TRURO — The proposed number of housing units at the 70-acre Walsh property dropped from 252 units to 160 after a 9-to-2 vote of the Walsh Property Community Planning Committee on Sept. 13. An article for the October town meeting warrant that reflects that vote then passed unanimously at the select board’s Sept. 19 meeting.
The Walsh Committee voted just a week after it reviewed the results of a community survey in which 64 percent of respondents were opposed to the group’s previous housing plan.
The housing and mixed-use development are slated for “Area A,” a 28.5-acre region at the southwest corner of the property. The rest of the property, about 41 acres, would be preserved as open space.
Walsh Committee cochair Ken Oxtoby and members Russ Braun, Morgan Clark, Jeff Fischer, Fred Gaechter, Betty Gallo, Jane Lea, Todd Schwebel, and Paul Wisotzky all voted for the reducing the number of units, given the survey responses.
Cochair Eileen Breslin and member Steve Wynne voted against the change — because they wanted even less housing to be built on the property.
The committee members who voted for the reduction were not all pleased to be doing so.
“We asked the people who we knew would be upset about the number whether they’re upset about the number,” said Clark, “and we actually haven’t really asked a lot of the people who would speak differently.” She had initially proposed that 252 units be in the plan.
“I can’t believe I’m going to say this,” said former cochair Gaechter, “but I think we’re dealing with as much of a political issue here as we are a technical issue. And we have to take the political realities if we want to get this passed.”
“If the opinion is that 160 is the salable number politically, then, yeah, let’s go with it,” Braun said. “We have to move forward.”
Gallo, who previously advocated for more housing and is a member of the Truro Housing Authority, said, “I think that we have to listen to what we heard” in the community survey.
“What we have heard from community outreach is that it has absolutely immobilized people from thinking about other opportunities for the property,” said Breslin.
Both Breslin and Wynne, the two no votes on Sept. 13, had also voted against the 252-unit proposal in January. Both are also listed as directors of the Truro Part-Time Resident Taxpayers Association, whose website states that its top three priorities are preserving Truro’s “rural character,” water quality, and environmental issues.

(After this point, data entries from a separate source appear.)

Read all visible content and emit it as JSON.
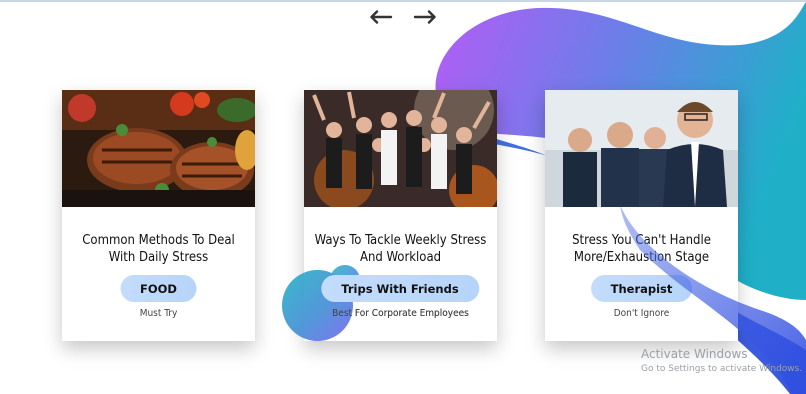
{
  "nav": {
    "prev_icon": "arrow-left-icon",
    "next_icon": "arrow-right-icon"
  },
  "cards": [
    {
      "title": "Common Methods To Deal With Daily Stress",
      "button": "FOOD",
      "subtitle": "Must Try",
      "image": "grilled-steak-photo"
    },
    {
      "title": "Ways To Tackle Weekly Stress And Workload",
      "button": "Trips With Friends",
      "subtitle": "Best For Corporate Employees",
      "image": "party-friends-photo"
    },
    {
      "title": "Stress You Can't Handle More/Exhaustion Stage",
      "button": "Therapist",
      "subtitle": "Don't Ignore",
      "image": "business-people-photo"
    }
  ],
  "watermark": {
    "line1": "Activate Windows",
    "line2": "Go to Settings to activate Windows."
  },
  "colors": {
    "blob_start": "#b45cf6",
    "blob_mid": "#6a7fe8",
    "blob_end": "#1fb0c8",
    "button": "#bcd7fa"
  }
}
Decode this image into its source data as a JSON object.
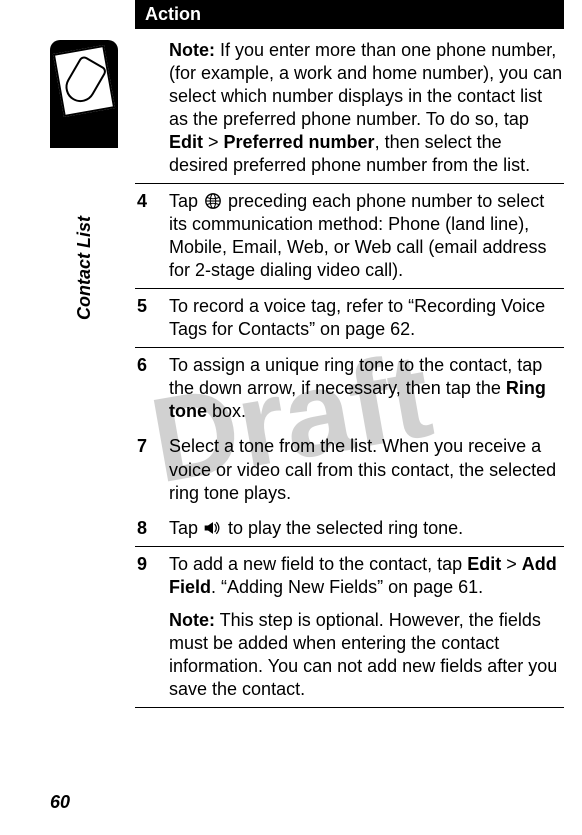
{
  "sidebar": {
    "label": "Contact List"
  },
  "page_number": "60",
  "watermark": "Draft",
  "action_header": "Action",
  "note_row": {
    "note_label": "Note:",
    "text_before": " If you enter more than one phone number, (for example, a work and home number), you can select which number displays in the contact list as the preferred phone number. To do so, tap ",
    "edit_label": "Edit",
    "gt": " > ",
    "pref_label": "Preferred number",
    "text_after": ", then select the desired preferred phone number from the list."
  },
  "step4": {
    "num": "4",
    "before_icon": "Tap ",
    "after_icon": " preceding each phone number to select its communication method: Phone (land line), Mobile, Email, Web, or Web call (email address for 2-stage dialing video call)."
  },
  "step5": {
    "num": "5",
    "text": "To record a voice tag, refer to “Recording Voice Tags for Contacts” on page 62."
  },
  "step6": {
    "num": "6",
    "before": "To assign a unique ring tone to the contact, tap the down arrow, if necessary, then tap the ",
    "ringtone": "Ring tone",
    "after": " box."
  },
  "step7": {
    "num": "7",
    "text": "Select a tone from the list. When you receive a voice or video call from this contact, the selected ring tone plays."
  },
  "step8": {
    "num": "8",
    "before_icon": "Tap ",
    "after_icon": " to play the selected ring tone."
  },
  "step9": {
    "num": "9",
    "before": "To add a new field to the contact, tap ",
    "edit_label": "Edit",
    "gt": " > ",
    "add_field": "Add Field",
    "after": ". “Adding New Fields” on page 61.",
    "note_label": "Note:",
    "note_text": " This step is optional. However, the fields must be added when entering the contact information. You can not add new fields after you save the contact."
  }
}
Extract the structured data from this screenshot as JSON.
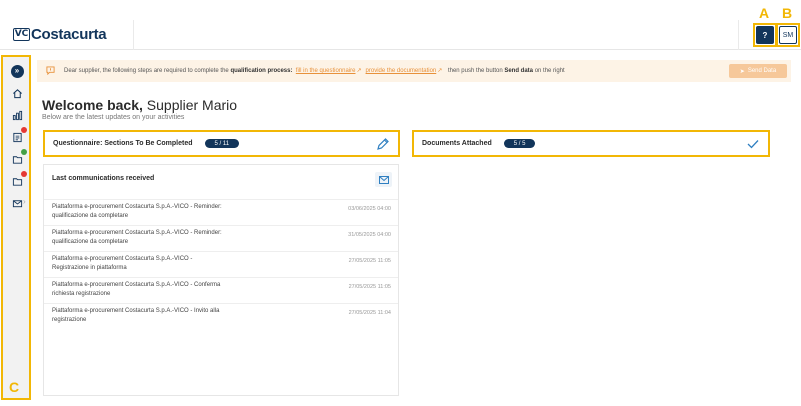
{
  "header": {
    "logo_text": "Costacurta",
    "logo_mark": "VC",
    "help_label": "?",
    "user_initials": "SM"
  },
  "markers": {
    "a": "A",
    "b": "B",
    "c": "C"
  },
  "sidebar": {
    "items": [
      {
        "icon": "expand-icon",
        "label": "»"
      },
      {
        "icon": "home-icon"
      },
      {
        "icon": "chart-icon"
      },
      {
        "icon": "questionnaire-icon",
        "badge_color": "#e53935"
      },
      {
        "icon": "documents-icon",
        "badge_color": "#43a047"
      },
      {
        "icon": "folder-icon",
        "badge_color": "#e53935"
      },
      {
        "icon": "mail-icon",
        "chevron": "›"
      }
    ]
  },
  "notice": {
    "text_before": "Dear supplier, the following steps are required to complete the ",
    "bold1": "qualification process:",
    "link1": "fill in the questionnaire",
    "link2": "provide the documentation",
    "text_after": " then push the button ",
    "bold2": "Send data",
    "text_end": " on the right",
    "send_button": "Send Data"
  },
  "welcome": {
    "greeting": "Welcome back,",
    "name": "Supplier Mario",
    "subtitle": "Below are the latest updates on your activities"
  },
  "cards": {
    "questionnaire": {
      "title": "Questionnaire: Sections To Be Completed",
      "count": "5 / 11"
    },
    "documents": {
      "title": "Documents Attached",
      "count": "5 / 5"
    }
  },
  "communications": {
    "title": "Last communications received",
    "items": [
      {
        "line1": "Piattaforma e-procurement Costacurta S.p.A.-VICO - Reminder:",
        "line2": "qualificazione da completare",
        "date": "03/06/2025 04:00"
      },
      {
        "line1": "Piattaforma e-procurement Costacurta S.p.A.-VICO - Reminder:",
        "line2": "qualificazione da completare",
        "date": "31/05/2025 04:00"
      },
      {
        "line1": "Piattaforma e-procurement Costacurta S.p.A.-VICO -",
        "line2": "Registrazione in piattaforma",
        "date": "27/05/2025 11:05"
      },
      {
        "line1": "Piattaforma e-procurement Costacurta S.p.A.-VICO - Conferma",
        "line2": "richiesta registrazione",
        "date": "27/05/2025 11:05"
      },
      {
        "line1": "Piattaforma e-procurement Costacurta S.p.A.-VICO - Invito alla",
        "line2": "registrazione",
        "date": "27/05/2025 11:04"
      }
    ]
  },
  "colors": {
    "brand": "#12355b",
    "accent_orange": "#e8913a",
    "highlight": "#f2b705",
    "notice_bg": "#fdf3e6"
  }
}
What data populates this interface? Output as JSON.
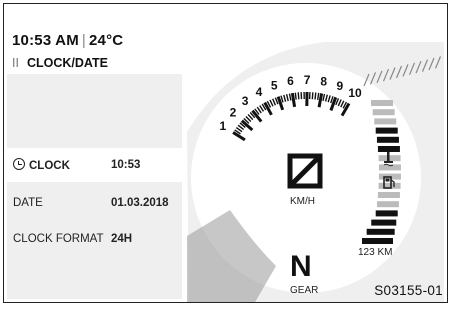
{
  "status": {
    "time": "10:53 AM",
    "temperature": "24°C"
  },
  "menu": {
    "title": "CLOCK/DATE"
  },
  "settings": [
    {
      "label": "CLOCK",
      "value": "10:53"
    },
    {
      "label": "DATE",
      "value": "01.03.2018"
    },
    {
      "label": "CLOCK FORMAT",
      "value": "24H"
    }
  ],
  "tachometer": {
    "ticks": [
      "1",
      "2",
      "3",
      "4",
      "5",
      "6",
      "7",
      "8",
      "9",
      "10"
    ]
  },
  "speed": {
    "unit": "KM/H"
  },
  "gear": {
    "value": "N",
    "label": "GEAR"
  },
  "odometer": {
    "value": "123 KM"
  },
  "figure_ref": "S03155-01"
}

The Walsh Committee, which has been meeting for more than two and a half years, had developed the 252-unit proposal from numbers in the Truro Housing Production Plan. That proposal included 152 income-restricted units — 60 percent of the need documented in the Housing Production Plan — along with 100 market-rate units.
The new downsized proposal did not specify how many of the 160 units should be affordable or income-restricted. In its memo to the select board, which included 18 specific recommendations, the committee advised “providing year-round deed restricted rental and homeownership housing that is attainable to a broad cross-section of the Truro community.”
When the select board voted on Sept. 19, member Bob Weinstein said he was “very disturbed by the density” proposed, because it would be less than half as dense as the Cloverleaf affordable housing development. Weinstein wondered whether the rest of the property might be developable in the future
During the Walsh Committee’s Sept. 13 meeting, the group also voted 6-5 to include a specific phasing guideline in its recommendations to the select board. The committee recommended “developing residential units in phases, and that Phase 1 be 50-80 units.”
Cochairs Breslin and Oxtoby, along with members Gaechter, Gallo, Wisotzky, and Wynne, voted for the phasing recommendation. Braun, Clark, Fischer, Lea, and Schwebel were opposed.
The committee agreed that phasing would slow the development process — but did not agree whether that was good or bad.
“Sometimes you’ve got to go slow in order to go fast,” said Breslin.
“We’ve gone slow for decades and still do not go fast,” said alternate member Raphael Richter.
Richter, who as an alternate did not vote, described the 50-to-80-unit phasing proposal as “such a pitiful number at such incredibly low density for what the property can sustain.”
Gaechter voted in favor of phasing because he worried that without a specific instruction a developer might begin with even smaller phases.
“I’m concerned because developers said their optimum is 40 to 60” units, Gaechter said. He supported the 50-to-80-unit first phase “not because I want to restrict it, but I want to make damn sure we get some immediate relief for the housing we need.”
“I don’t think we need to be super prescriptive here,” said Clark, “not because I don’t want phasing but because I don’t want to limit the creativity of a potential developer.”
The other 16 recommendations to the select board were reached by consensus. As for the two difficult votes, “There are minority reports being compiled to explain why people voted the way they did,” Oxtoby told the select board on Sept. 19.
Select board chair Kristen Reed said that town meeting would be the ultimate arbiter of the plan for housing on the property.
“I think we should all be prepared for amendments to this article in either direction,” Reed said. Some voters could come to town meeting hoping for more units, she said, while others “have a house and don’t think anybody else needs one.”